We had a great time in the biosphere and I think Shawn came to love it almost as much as me. We photographed Roseate Spoonbills (a rare treat), American Flamingos, a Wood Stork (recently upgraded from endangered species to threatened species), Egrets and even the elusive Tiger Heron deep in the mangrove swamps. I got a closeup shot of a very large spider (I think it’s of the Orb species) that bit me 5-years ago (May 2012) with dire consequences—you can read about that experience here. Yesterday we once again boarded our 2nd class bus for the return trip back to Merida. Interestingly the trip to Celestun takes about 1½ hours but the trip back to Merida takes close to 3-hours (they stop in every little village on the way back).

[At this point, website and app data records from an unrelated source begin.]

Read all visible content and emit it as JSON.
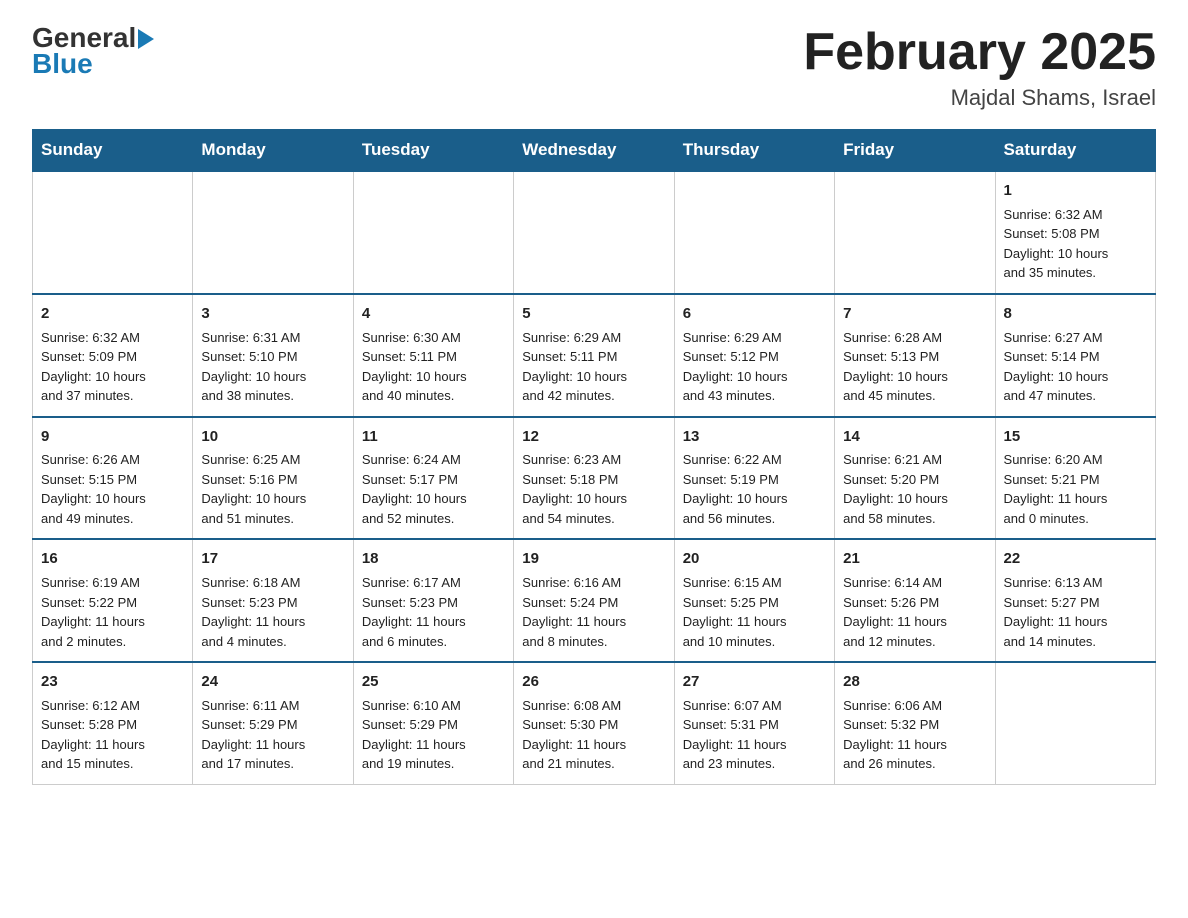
{
  "header": {
    "month_title": "February 2025",
    "location": "Majdal Shams, Israel"
  },
  "days_of_week": [
    "Sunday",
    "Monday",
    "Tuesday",
    "Wednesday",
    "Thursday",
    "Friday",
    "Saturday"
  ],
  "weeks": [
    [
      {
        "day": "",
        "info": ""
      },
      {
        "day": "",
        "info": ""
      },
      {
        "day": "",
        "info": ""
      },
      {
        "day": "",
        "info": ""
      },
      {
        "day": "",
        "info": ""
      },
      {
        "day": "",
        "info": ""
      },
      {
        "day": "1",
        "info": "Sunrise: 6:32 AM\nSunset: 5:08 PM\nDaylight: 10 hours\nand 35 minutes."
      }
    ],
    [
      {
        "day": "2",
        "info": "Sunrise: 6:32 AM\nSunset: 5:09 PM\nDaylight: 10 hours\nand 37 minutes."
      },
      {
        "day": "3",
        "info": "Sunrise: 6:31 AM\nSunset: 5:10 PM\nDaylight: 10 hours\nand 38 minutes."
      },
      {
        "day": "4",
        "info": "Sunrise: 6:30 AM\nSunset: 5:11 PM\nDaylight: 10 hours\nand 40 minutes."
      },
      {
        "day": "5",
        "info": "Sunrise: 6:29 AM\nSunset: 5:11 PM\nDaylight: 10 hours\nand 42 minutes."
      },
      {
        "day": "6",
        "info": "Sunrise: 6:29 AM\nSunset: 5:12 PM\nDaylight: 10 hours\nand 43 minutes."
      },
      {
        "day": "7",
        "info": "Sunrise: 6:28 AM\nSunset: 5:13 PM\nDaylight: 10 hours\nand 45 minutes."
      },
      {
        "day": "8",
        "info": "Sunrise: 6:27 AM\nSunset: 5:14 PM\nDaylight: 10 hours\nand 47 minutes."
      }
    ],
    [
      {
        "day": "9",
        "info": "Sunrise: 6:26 AM\nSunset: 5:15 PM\nDaylight: 10 hours\nand 49 minutes."
      },
      {
        "day": "10",
        "info": "Sunrise: 6:25 AM\nSunset: 5:16 PM\nDaylight: 10 hours\nand 51 minutes."
      },
      {
        "day": "11",
        "info": "Sunrise: 6:24 AM\nSunset: 5:17 PM\nDaylight: 10 hours\nand 52 minutes."
      },
      {
        "day": "12",
        "info": "Sunrise: 6:23 AM\nSunset: 5:18 PM\nDaylight: 10 hours\nand 54 minutes."
      },
      {
        "day": "13",
        "info": "Sunrise: 6:22 AM\nSunset: 5:19 PM\nDaylight: 10 hours\nand 56 minutes."
      },
      {
        "day": "14",
        "info": "Sunrise: 6:21 AM\nSunset: 5:20 PM\nDaylight: 10 hours\nand 58 minutes."
      },
      {
        "day": "15",
        "info": "Sunrise: 6:20 AM\nSunset: 5:21 PM\nDaylight: 11 hours\nand 0 minutes."
      }
    ],
    [
      {
        "day": "16",
        "info": "Sunrise: 6:19 AM\nSunset: 5:22 PM\nDaylight: 11 hours\nand 2 minutes."
      },
      {
        "day": "17",
        "info": "Sunrise: 6:18 AM\nSunset: 5:23 PM\nDaylight: 11 hours\nand 4 minutes."
      },
      {
        "day": "18",
        "info": "Sunrise: 6:17 AM\nSunset: 5:23 PM\nDaylight: 11 hours\nand 6 minutes."
      },
      {
        "day": "19",
        "info": "Sunrise: 6:16 AM\nSunset: 5:24 PM\nDaylight: 11 hours\nand 8 minutes."
      },
      {
        "day": "20",
        "info": "Sunrise: 6:15 AM\nSunset: 5:25 PM\nDaylight: 11 hours\nand 10 minutes."
      },
      {
        "day": "21",
        "info": "Sunrise: 6:14 AM\nSunset: 5:26 PM\nDaylight: 11 hours\nand 12 minutes."
      },
      {
        "day": "22",
        "info": "Sunrise: 6:13 AM\nSunset: 5:27 PM\nDaylight: 11 hours\nand 14 minutes."
      }
    ],
    [
      {
        "day": "23",
        "info": "Sunrise: 6:12 AM\nSunset: 5:28 PM\nDaylight: 11 hours\nand 15 minutes."
      },
      {
        "day": "24",
        "info": "Sunrise: 6:11 AM\nSunset: 5:29 PM\nDaylight: 11 hours\nand 17 minutes."
      },
      {
        "day": "25",
        "info": "Sunrise: 6:10 AM\nSunset: 5:29 PM\nDaylight: 11 hours\nand 19 minutes."
      },
      {
        "day": "26",
        "info": "Sunrise: 6:08 AM\nSunset: 5:30 PM\nDaylight: 11 hours\nand 21 minutes."
      },
      {
        "day": "27",
        "info": "Sunrise: 6:07 AM\nSunset: 5:31 PM\nDaylight: 11 hours\nand 23 minutes."
      },
      {
        "day": "28",
        "info": "Sunrise: 6:06 AM\nSunset: 5:32 PM\nDaylight: 11 hours\nand 26 minutes."
      },
      {
        "day": "",
        "info": ""
      }
    ]
  ]
}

I have included a complete photo gallery above if you’re interested. Just click on the thumbnails to enlarge for better viewing. Unfortunately, this will probably be my last visit to Celestun and to the Yucatan Peninsula in general. Brother Joel and I will be embarking on part two of our world trek soon after my return from Mexico—we’re thinking of shoving off sometime in October for parts unknown but generally towards the east and Asia. Our itinerary is uncertain at this time but I will definitely be posting updates soon on this blog. So, stay tuned for part two of our world adventure—it promises to be a humdinger. Shawn should be joining us in about a year when his youngest daughter heads off to college.
Photographer’s Note: I had the opportunity on this most recent trip to the biosphere to give my new wildlife combo a thorough workout: Canon EOS 7D Mark II coupled with my Canon EF 100-400mm f/4.5-5.6L IS II USM super-telephoto zoom lens. Both worked flawlessly and I was very impressed with their performance. The 10 fps on the Mark II was great for birds in flight and the new & improved autofocus (much like the flagship 1Dx Mark II) was amazing and tracked very well. The new 100-400mm version 2.0 also performed as advertised—all my images came back crisp and sharp. The lens autofocuses quickly and stays locked on. It’s a relatively heavy lens, on par with my Canon EF 70-200mm f/2.8L IS USM telephoto zoom, but is easily handheld. The balance of my photography here in Yucatan (everything but wildlife) was shot with my new Canon EOS 5D Mark IV and despite the raging controversy surrounding this new offering from Canon I personally couldn’t be happier with its performance (a tempest in the blogosphere teapot in my opinion). SFD